“I have already made the decision to leave teaching at the end of this year, and today, I don’t know if I will make it even that long,” Marburger wrote, who said she has been teaching for two years at the Bastrop school district. “Parents have become far too disrespectful, and their children are even worse. Administration always seems to err on the side of keeping the parent happy, which leaves me with no way to do the job I was hired to do … teach kids.”
Marburger included several photos in her post that depict a gum wad on a windowsill, ripped book, destroyed bookshelf and an iPad left on the ground.
‘This is how my classroom regularly looks after my students spend all day there. Keep in mind that many of the items damaged or destroyed by my students are my personal possessions or I purchased myself, because I have NO classroom budget.”
In her post, she described the unique position teachers find themselves in when dealing with school administration and unhappy parents.
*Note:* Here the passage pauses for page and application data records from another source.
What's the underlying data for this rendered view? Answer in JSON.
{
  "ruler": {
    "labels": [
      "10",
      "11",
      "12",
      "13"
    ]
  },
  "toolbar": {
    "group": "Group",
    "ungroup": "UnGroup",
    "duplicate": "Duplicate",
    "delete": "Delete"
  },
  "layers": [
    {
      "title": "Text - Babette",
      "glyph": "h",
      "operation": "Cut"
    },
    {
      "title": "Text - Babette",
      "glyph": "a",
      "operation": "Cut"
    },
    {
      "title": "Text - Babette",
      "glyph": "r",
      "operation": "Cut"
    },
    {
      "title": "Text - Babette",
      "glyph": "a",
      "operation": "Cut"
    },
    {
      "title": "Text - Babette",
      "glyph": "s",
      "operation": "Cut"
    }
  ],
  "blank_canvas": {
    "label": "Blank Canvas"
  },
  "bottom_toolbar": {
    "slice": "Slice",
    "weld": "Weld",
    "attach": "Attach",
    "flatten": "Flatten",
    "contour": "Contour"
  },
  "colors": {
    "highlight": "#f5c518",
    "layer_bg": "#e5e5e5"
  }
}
When report cards come out next week, nearly half of her roughly 140 students will be getting a failing grade due to multiple missing assignments, she said. Despite weekly reports, emails and phone calls sent to parents, “most of these students and their parents haven’t seemed to care about this over the past three months,” she wrote.
“But now I’m probably going to spend my entire week next week fielding calls and emails from irate parents, wanting to know why I failed their kid. My administrator will demand an explanation of why I let so many fail without giving them support, even though I’ve done practically everything short of doing the work for them.”
Marburger teaches at Cedar Creek Intermediate School. Previously she taught child development and parenting in Dallas.
Marburger’s post reflects an increasingly fraught political climate over teacher treatment across the country.
In Oklahoma, public school teachers are staging classroom walkouts and marches on the state Capitol demanding increased pay and better benefits, backed by the support of school boards and superintendents. State legislators agreed to hold a special session to address teacher pay.
In West Virginia, statewide teacher strikes closed schools for nearly two weeks until Gov. James Justice signed a bill that gave teachers and other state employees a 5 percent pay raise. Similar groundswells have been reported in Kentucky.
“I have never heard of a profession where people put so much of their heart and soul into their job, taking time and resources from their home and family, and getting paid such an insultingly measly amount. Teachers are some of the most kind and giving people I have ever met, yet they get treated so disrespectfully from all sides,” Marburger wrote.
“Many will say I shouldn’t be posting such things on social media … that I should promote education and be positive. But I don’t care anymore. Any passion for this work I once had has been wrung completely out of me. Maybe I can be the voice of reason.”
Bastrop school administrators did not immediately return requests for comment.